■ Problem statement
Could you filter the material and copy every line where the word "collections" occurs?

####

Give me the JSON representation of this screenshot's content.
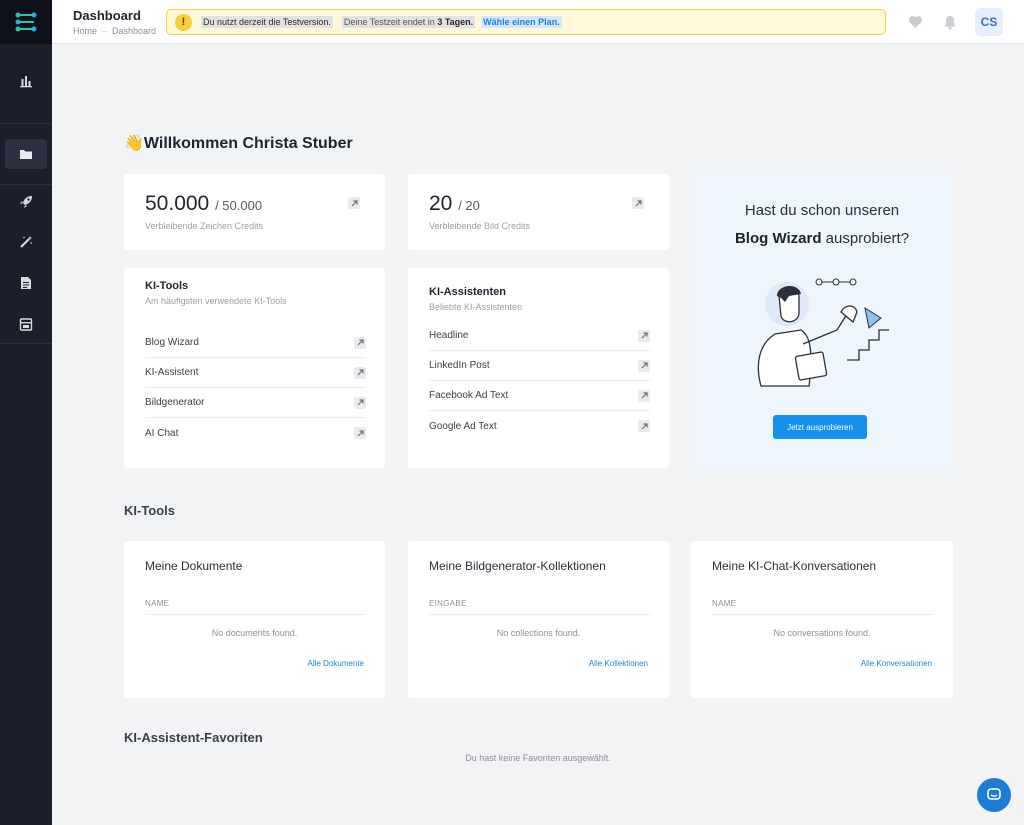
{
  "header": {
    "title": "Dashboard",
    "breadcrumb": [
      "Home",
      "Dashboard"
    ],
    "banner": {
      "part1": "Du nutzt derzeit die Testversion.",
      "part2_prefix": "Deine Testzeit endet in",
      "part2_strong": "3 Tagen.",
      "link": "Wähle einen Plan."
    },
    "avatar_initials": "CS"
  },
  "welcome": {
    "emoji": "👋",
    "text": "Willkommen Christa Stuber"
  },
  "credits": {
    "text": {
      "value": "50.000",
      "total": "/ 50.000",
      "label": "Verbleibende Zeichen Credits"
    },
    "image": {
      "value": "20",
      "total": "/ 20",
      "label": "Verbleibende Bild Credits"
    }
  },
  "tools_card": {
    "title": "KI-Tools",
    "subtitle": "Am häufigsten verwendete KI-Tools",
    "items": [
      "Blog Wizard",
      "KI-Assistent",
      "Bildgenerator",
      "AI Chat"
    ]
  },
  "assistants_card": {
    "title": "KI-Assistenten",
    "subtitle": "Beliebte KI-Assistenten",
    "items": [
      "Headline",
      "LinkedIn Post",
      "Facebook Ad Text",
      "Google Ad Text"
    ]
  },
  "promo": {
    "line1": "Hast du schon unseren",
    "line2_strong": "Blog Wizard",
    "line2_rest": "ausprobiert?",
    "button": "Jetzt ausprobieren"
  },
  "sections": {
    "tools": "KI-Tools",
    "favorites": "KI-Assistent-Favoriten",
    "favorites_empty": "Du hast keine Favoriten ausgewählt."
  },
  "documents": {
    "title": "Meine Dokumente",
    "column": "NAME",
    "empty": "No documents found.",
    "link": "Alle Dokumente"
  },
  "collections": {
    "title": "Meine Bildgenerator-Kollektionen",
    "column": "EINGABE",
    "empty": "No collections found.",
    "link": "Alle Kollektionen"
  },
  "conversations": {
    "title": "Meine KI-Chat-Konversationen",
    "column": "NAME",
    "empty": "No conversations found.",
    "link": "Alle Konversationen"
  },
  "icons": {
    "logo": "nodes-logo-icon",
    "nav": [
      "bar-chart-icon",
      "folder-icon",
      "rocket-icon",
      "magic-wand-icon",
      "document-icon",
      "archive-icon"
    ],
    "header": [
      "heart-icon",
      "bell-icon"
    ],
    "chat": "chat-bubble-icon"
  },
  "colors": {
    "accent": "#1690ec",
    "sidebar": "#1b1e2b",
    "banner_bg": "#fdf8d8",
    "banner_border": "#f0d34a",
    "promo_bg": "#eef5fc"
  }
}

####

■ Finished task
  "collections": {
    "empty": "No collections found.",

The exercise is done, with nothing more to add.